Those on the positive side of the argument a larger number, in total, than the nays say, basically, that Russia was not really Russia until it began to move into Asia. Before, it was a loose collection of principalities centered on trading cities like Novgorod and Vladimir and Moscow. The pro-Siberians say that other nations became empires by crossing oceans, while Russia did the same by expanding across the land it was already on. Possessed of Siberia, Russia became a continental country, not only an ethnic entity on the map of Eastern Europe. He was, of course, alive during the Second World War, and so did not make a posthumous visit via cold storage.
He was able to do this because he had conquered the Tatar city of Kazan, a Muslim stronghold on the Volga River which had long blocked Russian moves eastward. With Kazan out of the way, Russian adventurers could go beyond the frontiers to previously unexplored lands across the Urals. Yermak sent envoys to Ivan with news of his victory and a rich tribute of sable furs, black-fox furs, and noble captives.
After Russia acquired Siberia, tsars of the seventeenth century sometimes were told by Westerners that their dominion exceeded the size of the surface of the full moon. This information pleased the tsars, who probably did not look too closely into the math of the statement.
The surface area of the moon is about fourteen million six hundred and forty-six thousand square miles although the tsars would have measured in desyatins, or square versts, or something else. Whether Russia in the seventeenth century could honestly claim to be larger than that is not certain. It had not yet taken over the Baltic territories, the Crimea, Ukraine, or the Caucasus, and most of its Siberian territory was unknown in size. To say that Russia was larger than the full moon sounded impressive, and had an echo of poetry, and poetry creates empires.
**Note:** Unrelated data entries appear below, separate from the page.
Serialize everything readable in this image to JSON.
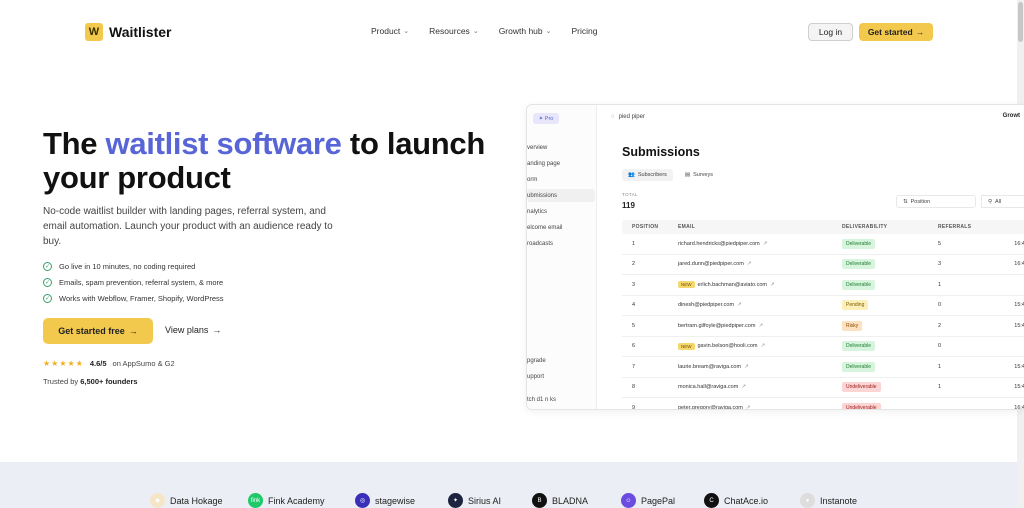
{
  "nav": {
    "brand": "Waitlister",
    "brand_mark": "W",
    "links": [
      {
        "label": "Product",
        "has_menu": true
      },
      {
        "label": "Resources",
        "has_menu": true
      },
      {
        "label": "Growth hub",
        "has_menu": true
      },
      {
        "label": "Pricing",
        "has_menu": false
      }
    ],
    "login_label": "Log in",
    "get_started_label": "Get started",
    "arrow": "→",
    "chevron": "⌄"
  },
  "hero": {
    "title_pre": "The ",
    "title_accent": "waitlist software",
    "title_post": " to launch your product",
    "subtitle": "No-code waitlist builder with landing pages, referral system, and email automation. Launch your product with an audience ready to buy.",
    "features": [
      "Go live in 10 minutes, no coding required",
      "Emails, spam prevention, referral system, & more",
      "Works with Webflow, Framer, Shopify, WordPress"
    ],
    "cta_primary": "Get started free",
    "cta_secondary": "View plans",
    "stars": "★★★★★",
    "rating_score": "4.6/5",
    "rating_source": "on AppSumo & G2",
    "trusted_pre": "Trusted by ",
    "trusted_count": "6,500+ founders"
  },
  "dashboard": {
    "pro_label": "✦ Pro",
    "workspace": "pied piper",
    "growth_label": "Growt",
    "sidebar": [
      "verview",
      "anding page",
      "orm",
      "ubmissions",
      "nalytics",
      "elcome email",
      "roadcasts"
    ],
    "sidebar_bottom": [
      "pgrade",
      "upport",
      "tch  d1  n  ks"
    ],
    "title": "Submissions",
    "tabs": [
      "Subscribers",
      "Surveys"
    ],
    "total_label": "TOTAL",
    "total_value": "119",
    "filter_position": "Position",
    "filter_all": "All",
    "columns": [
      "POSITION",
      "EMAIL",
      "DELIVERABILITY",
      "REFERRALS"
    ],
    "rows": [
      {
        "pos": "1",
        "new": false,
        "email": "richard.hendricks@piedpiper.com",
        "status": "Deliverable",
        "tone": "green",
        "refs": "5",
        "date": "16:4"
      },
      {
        "pos": "2",
        "new": false,
        "email": "jared.dunn@piedpiper.com",
        "status": "Deliverable",
        "tone": "green",
        "refs": "3",
        "date": "16:4"
      },
      {
        "pos": "3",
        "new": true,
        "email": "erlich.bachman@aviato.com",
        "status": "Deliverable",
        "tone": "green",
        "refs": "1",
        "date": ""
      },
      {
        "pos": "4",
        "new": false,
        "email": "dinesh@piedpiper.com",
        "status": "Pending",
        "tone": "yellow",
        "refs": "0",
        "date": "15:4"
      },
      {
        "pos": "5",
        "new": false,
        "email": "bertram.gilfoyle@piedpiper.com",
        "status": "Risky",
        "tone": "orange",
        "refs": "2",
        "date": "15:4"
      },
      {
        "pos": "6",
        "new": true,
        "email": "gavin.belson@hooli.com",
        "status": "Deliverable",
        "tone": "green",
        "refs": "0",
        "date": ""
      },
      {
        "pos": "7",
        "new": false,
        "email": "laurie.bream@raviga.com",
        "status": "Deliverable",
        "tone": "green",
        "refs": "1",
        "date": "15:4"
      },
      {
        "pos": "8",
        "new": false,
        "email": "monica.hall@raviga.com",
        "status": "Undeliverable",
        "tone": "red",
        "refs": "1",
        "date": "15:4"
      },
      {
        "pos": "9",
        "new": false,
        "email": "peter.gregory@raviga.com",
        "status": "Undeliverable",
        "tone": "red",
        "refs": "",
        "date": "16:4"
      }
    ]
  },
  "logos": [
    {
      "name": "Data Hokage",
      "mark": "◆",
      "color": "#f5e6c8"
    },
    {
      "name": "Fink Academy",
      "mark": "fink",
      "color": "#1fc96a"
    },
    {
      "name": "stagewise",
      "mark": "◎",
      "color": "#3a2fb8"
    },
    {
      "name": "Sirius AI",
      "mark": "✦",
      "color": "#1d2440"
    },
    {
      "name": "BLADNA",
      "mark": "B",
      "color": "#111111"
    },
    {
      "name": "PagePal",
      "mark": "☺",
      "color": "#6a4ce0"
    },
    {
      "name": "ChatAce.io",
      "mark": "C",
      "color": "#111111"
    },
    {
      "name": "Instanote",
      "mark": "●",
      "color": "#dddddd"
    }
  ],
  "colors": {
    "accent": "#5865d6",
    "brand_yellow": "#f2c94c"
  }
}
Sergei Mikhailovich Lunev is a muscular and youthfully fit man in his mid-sixties.